Barnesville, Maryland — September 2016
Zeiss Ikon ZM + Zeiss Sonnar 50/1.5 ZM
Eastman Double-X (5222) + Diafine (stock) 3+3

I wonder how many people think that a church should only be a church?

To me a church is just like any other structure built with human hands… it may have been constructed with a specific use in mind, but it should still be useful later when it has outlived the purpose for which it was designed.  This is one of those buildings; it started as a church, over time it lost the support of its parish community, and is now the storage facility of a local farmer.

Is this a bad thing?

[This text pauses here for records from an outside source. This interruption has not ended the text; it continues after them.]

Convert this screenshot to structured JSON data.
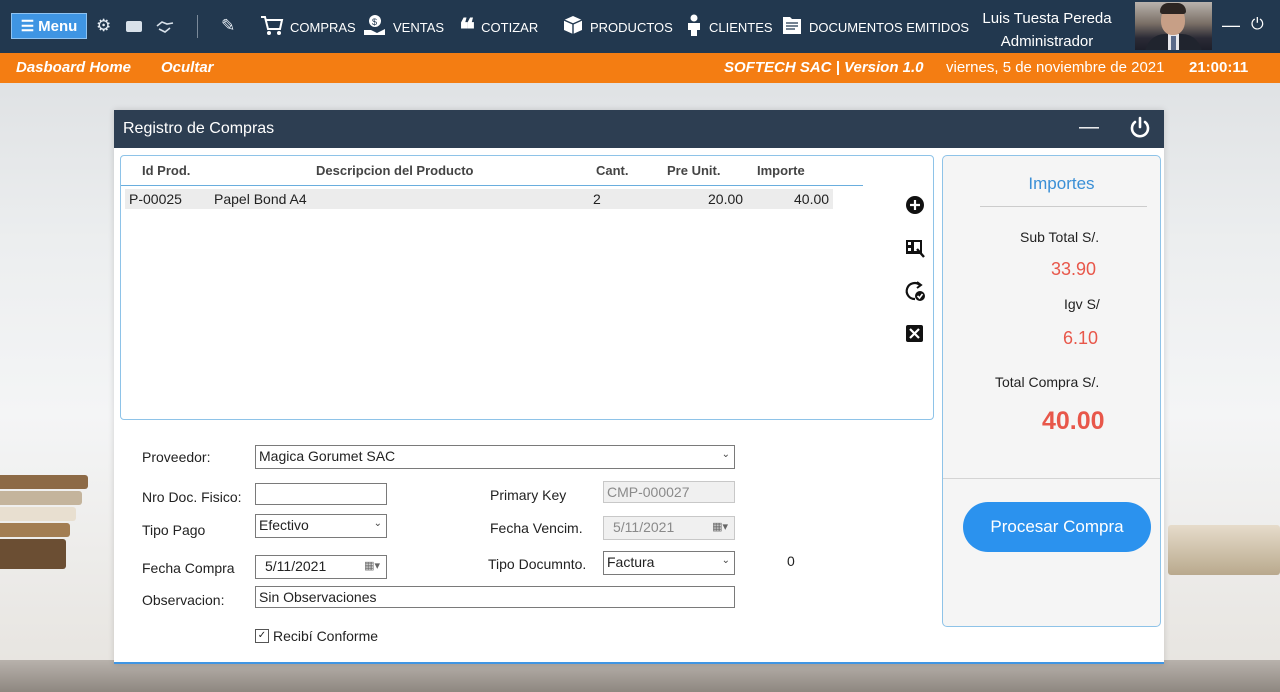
{
  "topbar": {
    "menu_label": "Menu",
    "nav": [
      {
        "label": "COMPRAS",
        "icon": "cart-icon"
      },
      {
        "label": "VENTAS",
        "icon": "money-hand-icon"
      },
      {
        "label": "COTIZAR",
        "icon": "quote-icon"
      },
      {
        "label": "PRODUCTOS",
        "icon": "boxes-icon"
      },
      {
        "label": "CLIENTES",
        "icon": "people-icon"
      },
      {
        "label": "DOCUMENTOS EMITIDOS",
        "icon": "documents-icon"
      }
    ],
    "user_name": "Luis Tuesta Pereda",
    "user_role": "Administrador"
  },
  "orangebar": {
    "home": "Dasboard Home",
    "hide": "Ocultar",
    "company": "SOFTECH SAC | Version 1.0",
    "date": "viernes, 5 de noviembre de 2021",
    "time": "21:00:11"
  },
  "form": {
    "title": "Registro de Compras",
    "grid": {
      "headers": [
        "Id Prod.",
        "Descripcion del Producto",
        "Cant.",
        "Pre Unit.",
        "Importe"
      ],
      "rows": [
        {
          "id": "P-00025",
          "desc": "Papel Bond A4",
          "cant": "2",
          "pre": "20.00",
          "importe": "40.00"
        }
      ]
    },
    "importes": {
      "title": "Importes",
      "subtotal_label": "Sub Total S/.",
      "subtotal": "33.90",
      "igv_label": "Igv S/",
      "igv": "6.10",
      "total_label": "Total Compra S/.",
      "total": "40.00",
      "process_label": "Procesar Compra"
    },
    "fields": {
      "proveedor_label": "Proveedor:",
      "proveedor": "Magica Gorumet SAC",
      "nro_doc_label": "Nro Doc. Fisico:",
      "nro_doc": "",
      "primary_key_label": "Primary Key",
      "primary_key": "CMP-000027",
      "tipo_pago_label": "Tipo Pago",
      "tipo_pago": "Efectivo",
      "fecha_venc_label": "Fecha Vencim.",
      "fecha_venc": "5/11/2021",
      "fecha_compra_label": "Fecha Compra",
      "fecha_compra": "5/11/2021",
      "tipo_doc_label": "Tipo Documnto.",
      "tipo_doc": "Factura",
      "counter": "0",
      "observacion_label": "Observacion:",
      "observacion": "Sin Observaciones",
      "recibi_label": "Recibí Conforme"
    }
  },
  "colors": {
    "topbar": "#22384f",
    "orange": "#f47d12",
    "accent_blue": "#2b92ee",
    "amount_red": "#e8574a"
  }
}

I’ve seen other examples where churches have been turned into restaurants, homes, coffee houses, libraries, or a variety of other uses — and time-and-again I witness people that take issue with this.  Why?  How is a church different from any other building that has ever been re-purposed?

I don’t get it.